## DESCRIPTION OF THE TASK
Print the listing below exactly. Leave nothing out.

+-------+

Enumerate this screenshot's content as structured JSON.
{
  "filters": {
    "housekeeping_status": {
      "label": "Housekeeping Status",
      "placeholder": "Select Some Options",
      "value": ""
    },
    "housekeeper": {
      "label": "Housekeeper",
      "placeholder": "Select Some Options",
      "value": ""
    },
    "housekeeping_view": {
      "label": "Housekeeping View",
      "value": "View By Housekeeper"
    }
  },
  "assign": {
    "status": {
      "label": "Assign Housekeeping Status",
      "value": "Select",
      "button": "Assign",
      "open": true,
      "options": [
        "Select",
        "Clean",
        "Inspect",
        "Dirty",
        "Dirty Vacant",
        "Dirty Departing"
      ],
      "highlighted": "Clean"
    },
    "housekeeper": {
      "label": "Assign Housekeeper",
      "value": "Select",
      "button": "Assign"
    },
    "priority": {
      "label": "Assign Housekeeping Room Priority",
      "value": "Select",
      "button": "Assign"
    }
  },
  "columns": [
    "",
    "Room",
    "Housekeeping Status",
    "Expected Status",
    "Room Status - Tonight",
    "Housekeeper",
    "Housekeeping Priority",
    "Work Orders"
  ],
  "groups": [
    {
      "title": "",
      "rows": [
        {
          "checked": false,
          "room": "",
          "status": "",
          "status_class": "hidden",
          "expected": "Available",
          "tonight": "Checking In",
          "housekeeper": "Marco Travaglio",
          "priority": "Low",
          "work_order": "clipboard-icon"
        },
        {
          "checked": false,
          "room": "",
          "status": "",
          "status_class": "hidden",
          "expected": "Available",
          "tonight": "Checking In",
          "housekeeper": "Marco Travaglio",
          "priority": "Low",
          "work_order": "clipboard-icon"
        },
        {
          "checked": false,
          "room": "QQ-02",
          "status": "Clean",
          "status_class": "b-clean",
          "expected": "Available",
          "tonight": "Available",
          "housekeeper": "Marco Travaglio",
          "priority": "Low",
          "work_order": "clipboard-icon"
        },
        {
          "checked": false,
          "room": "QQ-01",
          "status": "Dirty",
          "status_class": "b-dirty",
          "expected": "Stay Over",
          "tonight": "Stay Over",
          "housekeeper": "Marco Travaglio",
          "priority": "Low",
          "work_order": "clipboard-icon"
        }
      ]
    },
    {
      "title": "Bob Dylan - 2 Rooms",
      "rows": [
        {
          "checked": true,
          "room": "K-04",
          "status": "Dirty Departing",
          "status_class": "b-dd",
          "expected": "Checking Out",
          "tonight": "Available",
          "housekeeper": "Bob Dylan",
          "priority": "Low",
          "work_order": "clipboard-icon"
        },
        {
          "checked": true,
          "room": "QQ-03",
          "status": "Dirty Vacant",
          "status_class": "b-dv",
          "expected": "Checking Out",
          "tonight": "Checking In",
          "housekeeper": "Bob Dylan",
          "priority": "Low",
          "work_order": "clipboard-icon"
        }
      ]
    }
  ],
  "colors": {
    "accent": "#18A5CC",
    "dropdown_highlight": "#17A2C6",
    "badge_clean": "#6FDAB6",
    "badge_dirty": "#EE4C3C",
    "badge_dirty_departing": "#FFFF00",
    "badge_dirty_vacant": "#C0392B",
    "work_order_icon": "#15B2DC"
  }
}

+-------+

## RESPONSE TO THIS TASK
Enumerate this screenshot's content as structured JSON.
{
  "filters": {
    "housekeeping_status": {
      "label": "Housekeeping Status",
      "placeholder": "Select Some Options",
      "value": ""
    },
    "housekeeper": {
      "label": "Housekeeper",
      "placeholder": "Select Some Options",
      "value": ""
    },
    "housekeeping_view": {
      "label": "Housekeeping View",
      "value": "View By Housekeeper"
    }
  },
  "assign": {
    "status": {
      "label": "Assign Housekeeping Status",
      "value": "Select",
      "button": "Assign",
      "open": true,
      "options": [
        "Select",
        "Clean",
        "Inspect",
        "Dirty",
        "Dirty Vacant",
        "Dirty Departing"
      ],
      "highlighted": "Clean"
    },
    "housekeeper": {
      "label": "Assign Housekeeper",
      "value": "Select",
      "button": "Assign"
    },
    "priority": {
      "label": "Assign Housekeeping Room Priority",
      "value": "Select",
      "button": "Assign"
    }
  },
  "columns": [
    "",
    "Room",
    "Housekeeping Status",
    "Expected Status",
    "Room Status - Tonight",
    "Housekeeper",
    "Housekeeping Priority",
    "Work Orders"
  ],
  "groups": [
    {
      "title": "",
      "rows": [
        {
          "checked": false,
          "room": "",
          "status": "",
          "status_class": "hidden",
          "expected": "Available",
          "tonight": "Checking In",
          "housekeeper": "Marco Travaglio",
          "priority": "Low",
          "work_order": "clipboard-icon"
        },
        {
          "checked": false,
          "room": "",
          "status": "",
          "status_class": "hidden",
          "expected": "Available",
          "tonight": "Checking In",
          "housekeeper": "Marco Travaglio",
          "priority": "Low",
          "work_order": "clipboard-icon"
        },
        {
          "checked": false,
          "room": "QQ-02",
          "status": "Clean",
          "status_class": "b-clean",
          "expected": "Available",
          "tonight": "Available",
          "housekeeper": "Marco Travaglio",
          "priority": "Low",
          "work_order": "clipboard-icon"
        },
        {
          "checked": false,
          "room": "QQ-01",
          "status": "Dirty",
          "status_class": "b-dirty",
          "expected": "Stay Over",
          "tonight": "Stay Over",
          "housekeeper": "Marco Travaglio",
          "priority": "Low",
          "work_order": "clipboard-icon"
        }
      ]
    },
    {
      "title": "Bob Dylan - 2 Rooms",
      "rows": [
        {
          "checked": true,
          "room": "K-04",
          "status": "Dirty Departing",
          "status_class": "b-dd",
          "expected": "Checking Out",
          "tonight": "Available",
          "housekeeper": "Bob Dylan",
          "priority": "Low",
          "work_order": "clipboard-icon"
        },
        {
          "checked": true,
          "room": "QQ-03",
          "status": "Dirty Vacant",
          "status_class": "b-dv",
          "expected": "Checking Out",
          "tonight": "Checking In",
          "housekeeper": "Bob Dylan",
          "priority": "Low",
          "work_order": "clipboard-icon"
        }
      ]
    }
  ],
  "colors": {
    "accent": "#18A5CC",
    "dropdown_highlight": "#17A2C6",
    "badge_clean": "#6FDAB6",
    "badge_dirty": "#EE4C3C",
    "badge_dirty_departing": "#FFFF00",
    "badge_dirty_vacant": "#C0392B",
    "work_order_icon": "#15B2DC"
  }
}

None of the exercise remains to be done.